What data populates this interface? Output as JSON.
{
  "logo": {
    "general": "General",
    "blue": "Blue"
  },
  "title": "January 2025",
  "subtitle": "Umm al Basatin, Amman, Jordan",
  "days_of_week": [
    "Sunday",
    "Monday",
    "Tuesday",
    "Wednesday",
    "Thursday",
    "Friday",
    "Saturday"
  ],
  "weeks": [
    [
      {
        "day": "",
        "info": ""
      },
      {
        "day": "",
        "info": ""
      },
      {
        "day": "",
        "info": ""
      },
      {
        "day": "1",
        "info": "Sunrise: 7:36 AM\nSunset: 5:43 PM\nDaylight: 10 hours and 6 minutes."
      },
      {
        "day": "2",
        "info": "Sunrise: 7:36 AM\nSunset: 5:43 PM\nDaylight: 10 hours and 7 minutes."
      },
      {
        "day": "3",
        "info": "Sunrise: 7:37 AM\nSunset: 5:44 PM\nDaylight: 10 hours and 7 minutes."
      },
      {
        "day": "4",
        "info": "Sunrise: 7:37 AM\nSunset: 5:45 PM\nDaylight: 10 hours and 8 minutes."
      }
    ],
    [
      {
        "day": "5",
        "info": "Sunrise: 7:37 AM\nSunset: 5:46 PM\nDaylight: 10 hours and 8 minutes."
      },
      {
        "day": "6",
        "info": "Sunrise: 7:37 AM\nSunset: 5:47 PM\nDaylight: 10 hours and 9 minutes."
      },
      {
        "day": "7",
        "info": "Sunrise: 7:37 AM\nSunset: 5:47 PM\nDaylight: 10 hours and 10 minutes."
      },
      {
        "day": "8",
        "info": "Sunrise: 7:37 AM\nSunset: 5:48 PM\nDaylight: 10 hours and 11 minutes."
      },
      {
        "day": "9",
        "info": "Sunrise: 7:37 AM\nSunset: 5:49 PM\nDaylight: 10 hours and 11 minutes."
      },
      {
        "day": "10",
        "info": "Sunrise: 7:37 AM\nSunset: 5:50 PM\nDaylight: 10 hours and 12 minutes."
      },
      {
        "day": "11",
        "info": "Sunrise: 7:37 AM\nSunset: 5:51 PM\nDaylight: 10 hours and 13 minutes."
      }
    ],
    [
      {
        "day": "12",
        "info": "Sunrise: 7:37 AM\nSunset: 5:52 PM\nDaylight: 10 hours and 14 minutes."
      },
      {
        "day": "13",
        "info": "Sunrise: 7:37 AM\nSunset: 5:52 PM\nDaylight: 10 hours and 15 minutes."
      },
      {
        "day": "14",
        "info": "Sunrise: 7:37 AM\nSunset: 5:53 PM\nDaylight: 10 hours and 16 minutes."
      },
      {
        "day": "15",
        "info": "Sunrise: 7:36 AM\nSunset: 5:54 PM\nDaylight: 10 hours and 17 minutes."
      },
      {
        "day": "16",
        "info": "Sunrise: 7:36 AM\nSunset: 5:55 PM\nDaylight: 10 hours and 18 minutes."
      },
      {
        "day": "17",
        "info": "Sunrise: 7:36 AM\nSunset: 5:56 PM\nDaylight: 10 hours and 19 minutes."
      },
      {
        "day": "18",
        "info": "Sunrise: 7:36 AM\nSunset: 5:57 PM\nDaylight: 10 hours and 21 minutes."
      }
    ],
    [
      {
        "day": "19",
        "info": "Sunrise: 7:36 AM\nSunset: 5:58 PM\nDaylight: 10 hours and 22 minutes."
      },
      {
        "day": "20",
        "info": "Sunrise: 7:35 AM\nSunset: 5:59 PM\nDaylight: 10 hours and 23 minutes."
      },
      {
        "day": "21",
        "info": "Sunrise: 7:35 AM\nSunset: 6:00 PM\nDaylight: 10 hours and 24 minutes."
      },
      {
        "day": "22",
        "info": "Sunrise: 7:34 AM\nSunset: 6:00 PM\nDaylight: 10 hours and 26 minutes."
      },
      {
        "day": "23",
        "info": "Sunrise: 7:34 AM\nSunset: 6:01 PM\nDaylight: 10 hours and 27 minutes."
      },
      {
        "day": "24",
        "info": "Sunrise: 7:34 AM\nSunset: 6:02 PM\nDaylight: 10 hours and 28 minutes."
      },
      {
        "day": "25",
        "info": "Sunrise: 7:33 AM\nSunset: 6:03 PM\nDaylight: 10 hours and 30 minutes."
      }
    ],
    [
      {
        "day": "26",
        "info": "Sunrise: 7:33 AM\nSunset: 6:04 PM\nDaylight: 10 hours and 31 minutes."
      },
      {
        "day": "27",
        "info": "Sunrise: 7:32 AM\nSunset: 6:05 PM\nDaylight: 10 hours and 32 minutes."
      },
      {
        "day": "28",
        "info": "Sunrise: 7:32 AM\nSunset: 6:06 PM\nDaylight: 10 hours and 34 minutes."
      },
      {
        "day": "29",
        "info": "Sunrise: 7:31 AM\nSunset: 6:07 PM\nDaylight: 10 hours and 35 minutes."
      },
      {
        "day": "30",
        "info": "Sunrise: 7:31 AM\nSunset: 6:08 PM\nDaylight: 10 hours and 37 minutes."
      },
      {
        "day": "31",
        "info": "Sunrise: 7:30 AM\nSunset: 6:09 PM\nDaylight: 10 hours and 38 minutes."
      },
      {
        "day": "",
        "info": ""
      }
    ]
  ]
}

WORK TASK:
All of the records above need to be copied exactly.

RESPONSE TO THE TASK:
What data populates this interface? Output as JSON.
{
  "logo": {
    "general": "General",
    "blue": "Blue"
  },
  "title": "January 2025",
  "subtitle": "Umm al Basatin, Amman, Jordan",
  "days_of_week": [
    "Sunday",
    "Monday",
    "Tuesday",
    "Wednesday",
    "Thursday",
    "Friday",
    "Saturday"
  ],
  "weeks": [
    [
      {
        "day": "",
        "info": ""
      },
      {
        "day": "",
        "info": ""
      },
      {
        "day": "",
        "info": ""
      },
      {
        "day": "1",
        "info": "Sunrise: 7:36 AM\nSunset: 5:43 PM\nDaylight: 10 hours and 6 minutes."
      },
      {
        "day": "2",
        "info": "Sunrise: 7:36 AM\nSunset: 5:43 PM\nDaylight: 10 hours and 7 minutes."
      },
      {
        "day": "3",
        "info": "Sunrise: 7:37 AM\nSunset: 5:44 PM\nDaylight: 10 hours and 7 minutes."
      },
      {
        "day": "4",
        "info": "Sunrise: 7:37 AM\nSunset: 5:45 PM\nDaylight: 10 hours and 8 minutes."
      }
    ],
    [
      {
        "day": "5",
        "info": "Sunrise: 7:37 AM\nSunset: 5:46 PM\nDaylight: 10 hours and 8 minutes."
      },
      {
        "day": "6",
        "info": "Sunrise: 7:37 AM\nSunset: 5:47 PM\nDaylight: 10 hours and 9 minutes."
      },
      {
        "day": "7",
        "info": "Sunrise: 7:37 AM\nSunset: 5:47 PM\nDaylight: 10 hours and 10 minutes."
      },
      {
        "day": "8",
        "info": "Sunrise: 7:37 AM\nSunset: 5:48 PM\nDaylight: 10 hours and 11 minutes."
      },
      {
        "day": "9",
        "info": "Sunrise: 7:37 AM\nSunset: 5:49 PM\nDaylight: 10 hours and 11 minutes."
      },
      {
        "day": "10",
        "info": "Sunrise: 7:37 AM\nSunset: 5:50 PM\nDaylight: 10 hours and 12 minutes."
      },
      {
        "day": "11",
        "info": "Sunrise: 7:37 AM\nSunset: 5:51 PM\nDaylight: 10 hours and 13 minutes."
      }
    ],
    [
      {
        "day": "12",
        "info": "Sunrise: 7:37 AM\nSunset: 5:52 PM\nDaylight: 10 hours and 14 minutes."
      },
      {
        "day": "13",
        "info": "Sunrise: 7:37 AM\nSunset: 5:52 PM\nDaylight: 10 hours and 15 minutes."
      },
      {
        "day": "14",
        "info": "Sunrise: 7:37 AM\nSunset: 5:53 PM\nDaylight: 10 hours and 16 minutes."
      },
      {
        "day": "15",
        "info": "Sunrise: 7:36 AM\nSunset: 5:54 PM\nDaylight: 10 hours and 17 minutes."
      },
      {
        "day": "16",
        "info": "Sunrise: 7:36 AM\nSunset: 5:55 PM\nDaylight: 10 hours and 18 minutes."
      },
      {
        "day": "17",
        "info": "Sunrise: 7:36 AM\nSunset: 5:56 PM\nDaylight: 10 hours and 19 minutes."
      },
      {
        "day": "18",
        "info": "Sunrise: 7:36 AM\nSunset: 5:57 PM\nDaylight: 10 hours and 21 minutes."
      }
    ],
    [
      {
        "day": "19",
        "info": "Sunrise: 7:36 AM\nSunset: 5:58 PM\nDaylight: 10 hours and 22 minutes."
      },
      {
        "day": "20",
        "info": "Sunrise: 7:35 AM\nSunset: 5:59 PM\nDaylight: 10 hours and 23 minutes."
      },
      {
        "day": "21",
        "info": "Sunrise: 7:35 AM\nSunset: 6:00 PM\nDaylight: 10 hours and 24 minutes."
      },
      {
        "day": "22",
        "info": "Sunrise: 7:34 AM\nSunset: 6:00 PM\nDaylight: 10 hours and 26 minutes."
      },
      {
        "day": "23",
        "info": "Sunrise: 7:34 AM\nSunset: 6:01 PM\nDaylight: 10 hours and 27 minutes."
      },
      {
        "day": "24",
        "info": "Sunrise: 7:34 AM\nSunset: 6:02 PM\nDaylight: 10 hours and 28 minutes."
      },
      {
        "day": "25",
        "info": "Sunrise: 7:33 AM\nSunset: 6:03 PM\nDaylight: 10 hours and 30 minutes."
      }
    ],
    [
      {
        "day": "26",
        "info": "Sunrise: 7:33 AM\nSunset: 6:04 PM\nDaylight: 10 hours and 31 minutes."
      },
      {
        "day": "27",
        "info": "Sunrise: 7:32 AM\nSunset: 6:05 PM\nDaylight: 10 hours and 32 minutes."
      },
      {
        "day": "28",
        "info": "Sunrise: 7:32 AM\nSunset: 6:06 PM\nDaylight: 10 hours and 34 minutes."
      },
      {
        "day": "29",
        "info": "Sunrise: 7:31 AM\nSunset: 6:07 PM\nDaylight: 10 hours and 35 minutes."
      },
      {
        "day": "30",
        "info": "Sunrise: 7:31 AM\nSunset: 6:08 PM\nDaylight: 10 hours and 37 minutes."
      },
      {
        "day": "31",
        "info": "Sunrise: 7:30 AM\nSunset: 6:09 PM\nDaylight: 10 hours and 38 minutes."
      },
      {
        "day": "",
        "info": ""
      }
    ]
  ]
}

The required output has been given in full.